"more" is the word to look for; copy each line of the listing where it occurs.

EXTRACTED DATA Start Marker

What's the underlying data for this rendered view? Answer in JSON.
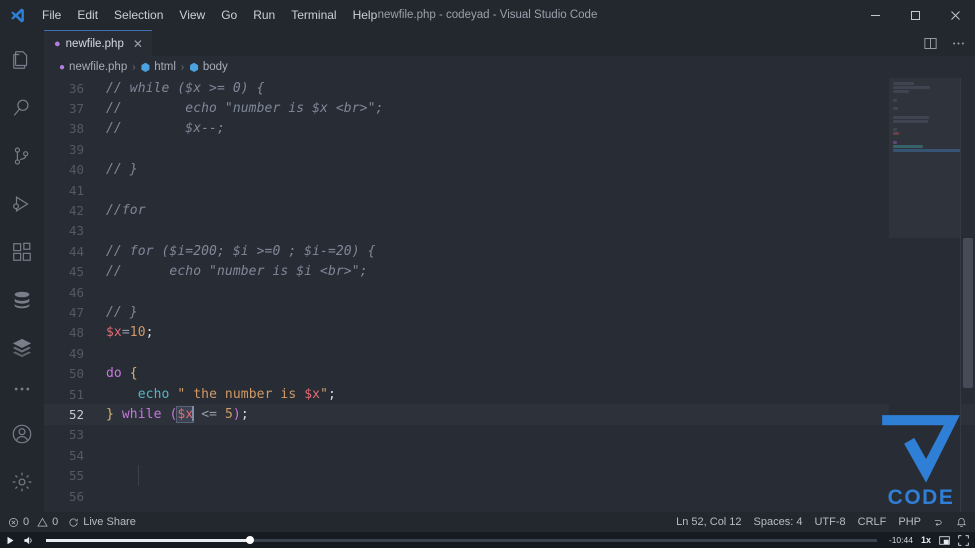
{
  "window": {
    "title": "newfile.php - codeyad - Visual Studio Code",
    "minimize": "–",
    "maximize": "❐",
    "close": "✕"
  },
  "menubar": {
    "items": [
      "File",
      "Edit",
      "Selection",
      "View",
      "Go",
      "Run",
      "Terminal",
      "Help"
    ]
  },
  "activitybar": {
    "top": [
      {
        "name": "explorer-icon",
        "label": "Explorer"
      },
      {
        "name": "search-icon",
        "label": "Search"
      },
      {
        "name": "source-control-icon",
        "label": "Source Control"
      },
      {
        "name": "run-debug-icon",
        "label": "Run and Debug"
      },
      {
        "name": "extensions-icon",
        "label": "Extensions"
      },
      {
        "name": "database-icon",
        "label": "Database"
      },
      {
        "name": "layers-icon",
        "label": "Layers"
      },
      {
        "name": "more-actions-icon",
        "label": "Additional Views"
      }
    ],
    "bottom": [
      {
        "name": "account-icon",
        "label": "Accounts"
      },
      {
        "name": "settings-gear-icon",
        "label": "Manage"
      }
    ]
  },
  "tabs": [
    {
      "label": "newfile.php",
      "icon": "php-file-icon",
      "close": "✕",
      "active": true
    }
  ],
  "editor_actions": [
    {
      "name": "split-editor-icon",
      "glyph": "◫"
    },
    {
      "name": "more-actions-icon",
      "glyph": "⋯"
    }
  ],
  "breadcrumb": {
    "items": [
      {
        "label": "newfile.php",
        "icon": "php-file-icon"
      },
      {
        "label": "html",
        "icon": "symbol-cube-icon"
      },
      {
        "label": "body",
        "icon": "symbol-cube-icon"
      }
    ],
    "separator": "›"
  },
  "code": {
    "first_line": 36,
    "current_line": 52,
    "lines": [
      {
        "n": 36,
        "tokens": [
          {
            "t": "// while ($x >= 0) {",
            "c": "cmt"
          }
        ]
      },
      {
        "n": 37,
        "tokens": [
          {
            "t": "//        echo \"number is $x <br>\";",
            "c": "cmt"
          }
        ]
      },
      {
        "n": 38,
        "tokens": [
          {
            "t": "//        $x--;",
            "c": "cmt"
          }
        ]
      },
      {
        "n": 39,
        "tokens": []
      },
      {
        "n": 40,
        "tokens": [
          {
            "t": "// }",
            "c": "cmt"
          }
        ]
      },
      {
        "n": 41,
        "tokens": []
      },
      {
        "n": 42,
        "tokens": [
          {
            "t": "//for",
            "c": "cmt"
          }
        ]
      },
      {
        "n": 43,
        "tokens": []
      },
      {
        "n": 44,
        "tokens": [
          {
            "t": "// for ($i=200; $i >=0 ; $i-=20) {",
            "c": "cmt"
          }
        ]
      },
      {
        "n": 45,
        "tokens": [
          {
            "t": "//      echo \"number is $i <br>\";",
            "c": "cmt"
          }
        ]
      },
      {
        "n": 46,
        "tokens": []
      },
      {
        "n": 47,
        "tokens": [
          {
            "t": "// }",
            "c": "cmt"
          }
        ]
      },
      {
        "n": 48,
        "tokens": [
          {
            "t": "$x",
            "c": "var"
          },
          {
            "t": "=",
            "c": "op"
          },
          {
            "t": "10",
            "c": "num"
          },
          {
            "t": ";",
            "c": "br"
          }
        ]
      },
      {
        "n": 49,
        "tokens": []
      },
      {
        "n": 50,
        "tokens": [
          {
            "t": "do",
            "c": "kw"
          },
          {
            "t": " ",
            "c": "br"
          },
          {
            "t": "{",
            "c": "bry"
          }
        ]
      },
      {
        "n": 51,
        "tokens": [
          {
            "t": "    ",
            "c": "br"
          },
          {
            "t": "echo",
            "c": "fn"
          },
          {
            "t": " ",
            "c": "br"
          },
          {
            "t": "\" the number is ",
            "c": "str"
          },
          {
            "t": "$x",
            "c": "var"
          },
          {
            "t": "\"",
            "c": "str"
          },
          {
            "t": ";",
            "c": "br"
          }
        ]
      },
      {
        "n": 52,
        "tokens": [
          {
            "t": "}",
            "c": "bry"
          },
          {
            "t": " ",
            "c": "br"
          },
          {
            "t": "while",
            "c": "kw"
          },
          {
            "t": " ",
            "c": "br"
          },
          {
            "t": "(",
            "c": "brv"
          },
          {
            "t": "$x",
            "c": "var",
            "sel": true
          },
          {
            "t": " ",
            "c": "br"
          },
          {
            "t": "<=",
            "c": "op"
          },
          {
            "t": " ",
            "c": "br"
          },
          {
            "t": "5",
            "c": "num"
          },
          {
            "t": ")",
            "c": "brv"
          },
          {
            "t": ";",
            "c": "br"
          }
        ]
      },
      {
        "n": 53,
        "tokens": []
      },
      {
        "n": 54,
        "tokens": []
      },
      {
        "n": 55,
        "tokens": []
      },
      {
        "n": 56,
        "tokens": []
      }
    ]
  },
  "statusbar": {
    "left": [
      {
        "name": "problems-errors",
        "glyph": "ⓧ",
        "label": "0"
      },
      {
        "name": "problems-warnings",
        "glyph": "⚠",
        "label": "0"
      },
      {
        "name": "live-share",
        "glyph": "⟳",
        "label": "Live Share"
      }
    ],
    "right": [
      {
        "name": "editor-position",
        "label": "Ln 52, Col 12"
      },
      {
        "name": "indentation",
        "label": "Spaces: 4"
      },
      {
        "name": "encoding",
        "label": "UTF-8"
      },
      {
        "name": "eol",
        "label": "CRLF"
      },
      {
        "name": "language-mode",
        "label": "PHP"
      },
      {
        "name": "remote-indicator",
        "glyph": "⎇"
      },
      {
        "name": "notifications-bell",
        "glyph": "ὑ4"
      }
    ]
  },
  "videobar": {
    "play": "▶",
    "volume": "🔊",
    "progress_percent": 24.5,
    "time_remaining": "-10:44",
    "speed": "1x",
    "pip": "◱",
    "fullscreen": "⛶"
  },
  "watermark": {
    "text": "CODE"
  },
  "colors": {
    "titlebar_bg": "#23272e",
    "editor_bg": "#282c34",
    "accent_blue": "#2f7fd6",
    "keyword": "#c678dd",
    "variable": "#e06c75",
    "string": "#d19a66",
    "function": "#56b6c2",
    "comment": "#7f8899"
  }
}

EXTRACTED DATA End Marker

ANSWER SPACE
        "name": "more-actions-icon",
      "name": "more-actions-icon",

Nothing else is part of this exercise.